• [EXERCISE]: The records below are to be restated word for word, with their images omitted.

[Items from a data source]

════════════════

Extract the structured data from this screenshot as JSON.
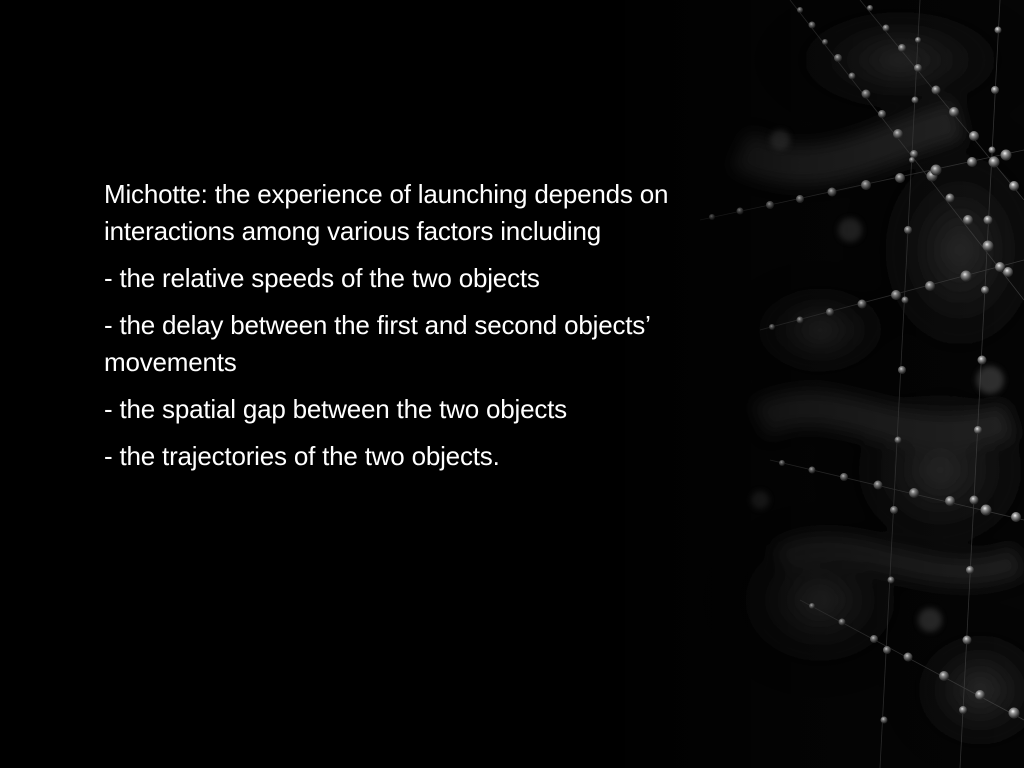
{
  "slide": {
    "background_color": "#000000",
    "text_color": "#ffffff",
    "background_image": "dew-drops-on-spider-web",
    "paragraphs": [
      "Michotte: the experience of launching depends on interactions among various factors including",
      "- the relative speeds of the two objects",
      "- the delay between the first and second objects’ movements",
      "- the spatial gap between the two objects",
      "- the trajectories of the two objects."
    ]
  }
}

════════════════

• [EXERCISE RESPONSE]:
Extract the structured data from this screenshot as JSON.
{
  "slide": {
    "background_color": "#000000",
    "text_color": "#ffffff",
    "background_image": "dew-drops-on-spider-web",
    "paragraphs": [
      "Michotte: the experience of launching depends on interactions among various factors including",
      "- the relative speeds of the two objects",
      "- the delay between the first and second objects’ movements",
      "- the spatial gap between the two objects",
      "- the trajectories of the two objects."
    ]
  }
}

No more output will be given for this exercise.